**WHAT YOU NEED TO DO:**
Say how many lines of these entries include the word "States", and answer with the number alone.

(Collection entries)
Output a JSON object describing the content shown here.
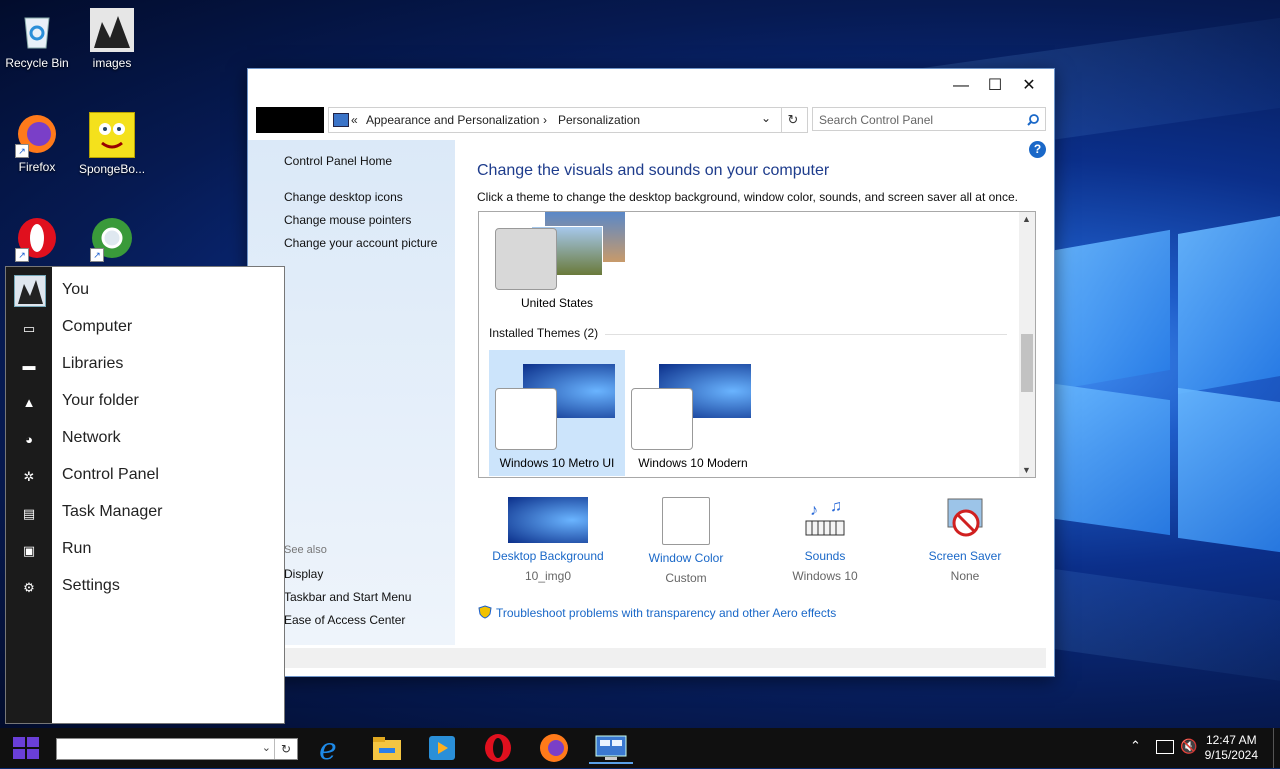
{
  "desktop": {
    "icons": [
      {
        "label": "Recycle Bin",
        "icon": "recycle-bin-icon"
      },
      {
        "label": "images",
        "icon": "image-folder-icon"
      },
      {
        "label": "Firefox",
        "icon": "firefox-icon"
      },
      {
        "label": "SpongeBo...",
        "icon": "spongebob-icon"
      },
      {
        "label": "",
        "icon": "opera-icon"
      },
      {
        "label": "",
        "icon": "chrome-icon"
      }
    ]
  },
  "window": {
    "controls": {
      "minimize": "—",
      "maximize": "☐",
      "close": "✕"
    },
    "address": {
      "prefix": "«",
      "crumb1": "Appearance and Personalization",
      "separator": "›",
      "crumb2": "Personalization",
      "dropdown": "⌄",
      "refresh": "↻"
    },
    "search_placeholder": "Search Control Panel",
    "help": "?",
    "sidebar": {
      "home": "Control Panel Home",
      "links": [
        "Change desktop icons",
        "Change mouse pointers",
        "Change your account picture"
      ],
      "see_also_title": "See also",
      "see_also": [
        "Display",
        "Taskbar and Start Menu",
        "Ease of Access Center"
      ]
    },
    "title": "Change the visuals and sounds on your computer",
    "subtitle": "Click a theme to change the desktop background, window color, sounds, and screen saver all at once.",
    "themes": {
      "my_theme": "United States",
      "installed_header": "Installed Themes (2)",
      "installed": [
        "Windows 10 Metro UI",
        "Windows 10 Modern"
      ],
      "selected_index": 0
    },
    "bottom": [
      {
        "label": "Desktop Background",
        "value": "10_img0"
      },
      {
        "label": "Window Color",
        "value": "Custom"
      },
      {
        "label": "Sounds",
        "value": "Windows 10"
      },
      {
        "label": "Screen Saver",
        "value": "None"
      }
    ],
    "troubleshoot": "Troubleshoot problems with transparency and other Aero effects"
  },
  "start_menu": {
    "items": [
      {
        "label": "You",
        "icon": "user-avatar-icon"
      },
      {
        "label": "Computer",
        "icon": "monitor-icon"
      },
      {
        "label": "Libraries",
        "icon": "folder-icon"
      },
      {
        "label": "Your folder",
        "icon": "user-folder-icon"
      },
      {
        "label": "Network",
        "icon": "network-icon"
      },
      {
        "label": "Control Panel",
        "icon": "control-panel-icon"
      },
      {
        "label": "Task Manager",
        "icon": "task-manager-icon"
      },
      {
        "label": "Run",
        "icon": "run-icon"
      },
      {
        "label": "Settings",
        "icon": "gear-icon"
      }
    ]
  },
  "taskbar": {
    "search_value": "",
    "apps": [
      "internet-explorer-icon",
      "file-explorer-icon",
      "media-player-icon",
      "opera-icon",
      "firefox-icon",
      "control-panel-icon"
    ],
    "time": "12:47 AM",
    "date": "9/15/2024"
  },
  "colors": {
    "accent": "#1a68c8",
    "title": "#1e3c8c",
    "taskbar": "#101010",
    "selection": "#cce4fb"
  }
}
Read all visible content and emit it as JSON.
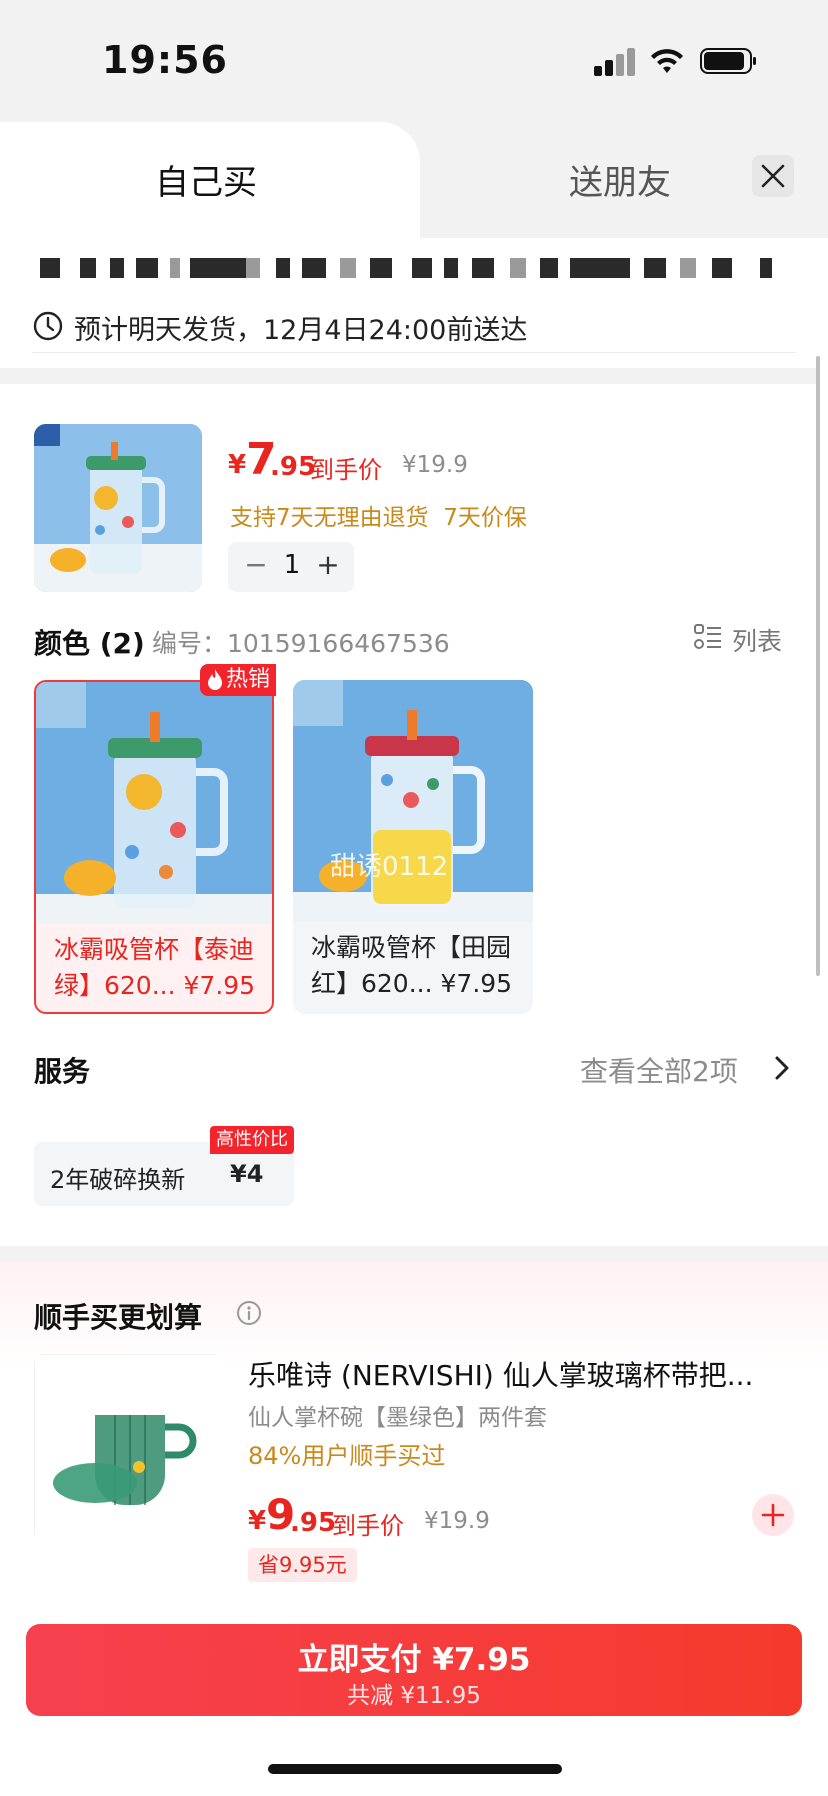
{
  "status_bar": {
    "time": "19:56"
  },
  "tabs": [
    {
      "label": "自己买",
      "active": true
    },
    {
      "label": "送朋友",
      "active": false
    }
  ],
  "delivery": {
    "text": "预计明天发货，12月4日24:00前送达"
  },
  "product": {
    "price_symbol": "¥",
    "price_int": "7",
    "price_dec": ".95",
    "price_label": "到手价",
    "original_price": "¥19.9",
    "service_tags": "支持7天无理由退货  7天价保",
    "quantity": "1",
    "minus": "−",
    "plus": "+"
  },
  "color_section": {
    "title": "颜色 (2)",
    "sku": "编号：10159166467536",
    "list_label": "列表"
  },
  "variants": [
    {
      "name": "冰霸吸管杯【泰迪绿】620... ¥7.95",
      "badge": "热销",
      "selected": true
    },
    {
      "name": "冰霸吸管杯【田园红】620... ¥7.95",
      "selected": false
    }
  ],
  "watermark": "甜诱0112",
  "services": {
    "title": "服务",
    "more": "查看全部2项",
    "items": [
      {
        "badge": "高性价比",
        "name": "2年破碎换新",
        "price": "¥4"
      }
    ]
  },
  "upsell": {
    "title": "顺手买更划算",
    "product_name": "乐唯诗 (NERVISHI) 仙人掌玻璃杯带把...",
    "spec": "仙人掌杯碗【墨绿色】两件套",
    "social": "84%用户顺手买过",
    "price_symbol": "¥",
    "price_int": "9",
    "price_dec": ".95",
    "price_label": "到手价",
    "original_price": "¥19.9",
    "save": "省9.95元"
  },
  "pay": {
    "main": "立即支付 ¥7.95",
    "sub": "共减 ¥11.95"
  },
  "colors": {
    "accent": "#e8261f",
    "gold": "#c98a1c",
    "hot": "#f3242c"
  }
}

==

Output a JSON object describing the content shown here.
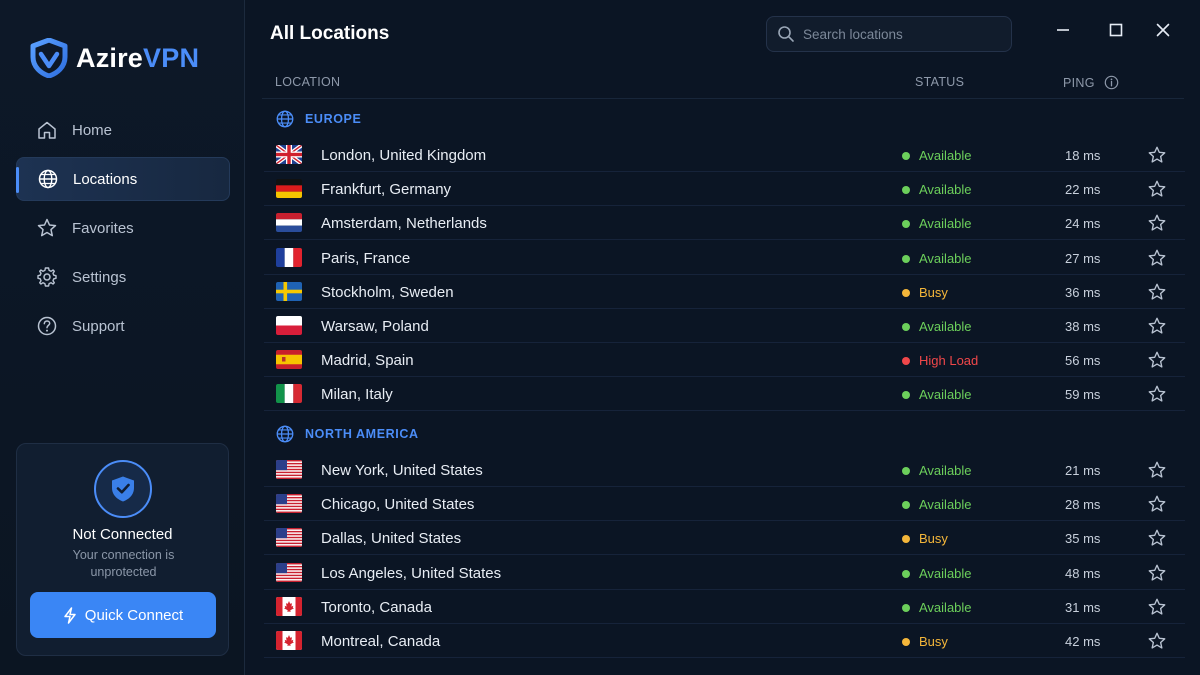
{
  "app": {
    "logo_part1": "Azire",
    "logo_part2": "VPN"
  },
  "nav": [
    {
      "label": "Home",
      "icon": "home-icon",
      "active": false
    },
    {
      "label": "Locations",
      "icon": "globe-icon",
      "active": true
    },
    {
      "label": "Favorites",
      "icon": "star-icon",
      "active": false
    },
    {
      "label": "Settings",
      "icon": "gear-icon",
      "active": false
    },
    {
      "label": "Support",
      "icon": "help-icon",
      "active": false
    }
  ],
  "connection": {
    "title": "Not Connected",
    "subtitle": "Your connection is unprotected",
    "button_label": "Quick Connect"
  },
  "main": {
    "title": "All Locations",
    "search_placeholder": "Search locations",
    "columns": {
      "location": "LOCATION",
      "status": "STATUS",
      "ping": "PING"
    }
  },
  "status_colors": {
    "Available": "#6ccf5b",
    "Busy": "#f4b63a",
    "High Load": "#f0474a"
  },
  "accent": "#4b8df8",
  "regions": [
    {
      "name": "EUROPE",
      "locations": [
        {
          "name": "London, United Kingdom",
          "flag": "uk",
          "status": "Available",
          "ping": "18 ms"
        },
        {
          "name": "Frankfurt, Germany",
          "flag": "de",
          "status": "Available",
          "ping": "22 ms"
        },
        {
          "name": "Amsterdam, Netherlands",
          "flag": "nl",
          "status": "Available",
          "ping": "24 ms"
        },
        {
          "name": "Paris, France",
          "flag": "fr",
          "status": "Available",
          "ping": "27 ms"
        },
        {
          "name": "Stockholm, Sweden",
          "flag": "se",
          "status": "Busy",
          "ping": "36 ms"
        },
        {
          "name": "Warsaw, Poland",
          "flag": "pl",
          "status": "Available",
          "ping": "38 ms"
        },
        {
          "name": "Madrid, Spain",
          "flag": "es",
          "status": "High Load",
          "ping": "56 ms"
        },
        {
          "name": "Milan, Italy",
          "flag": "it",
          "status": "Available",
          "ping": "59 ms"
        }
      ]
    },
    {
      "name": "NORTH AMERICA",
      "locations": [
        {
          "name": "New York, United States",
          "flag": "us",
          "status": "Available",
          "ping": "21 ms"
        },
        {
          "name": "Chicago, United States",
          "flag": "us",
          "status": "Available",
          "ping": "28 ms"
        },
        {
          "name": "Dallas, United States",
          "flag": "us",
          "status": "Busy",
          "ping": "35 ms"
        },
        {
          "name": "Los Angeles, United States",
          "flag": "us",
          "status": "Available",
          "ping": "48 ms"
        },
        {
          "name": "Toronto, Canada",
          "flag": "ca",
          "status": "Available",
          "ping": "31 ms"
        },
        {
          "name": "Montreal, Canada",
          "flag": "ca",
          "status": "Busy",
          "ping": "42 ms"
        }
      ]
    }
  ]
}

**TASK RESULT:**
5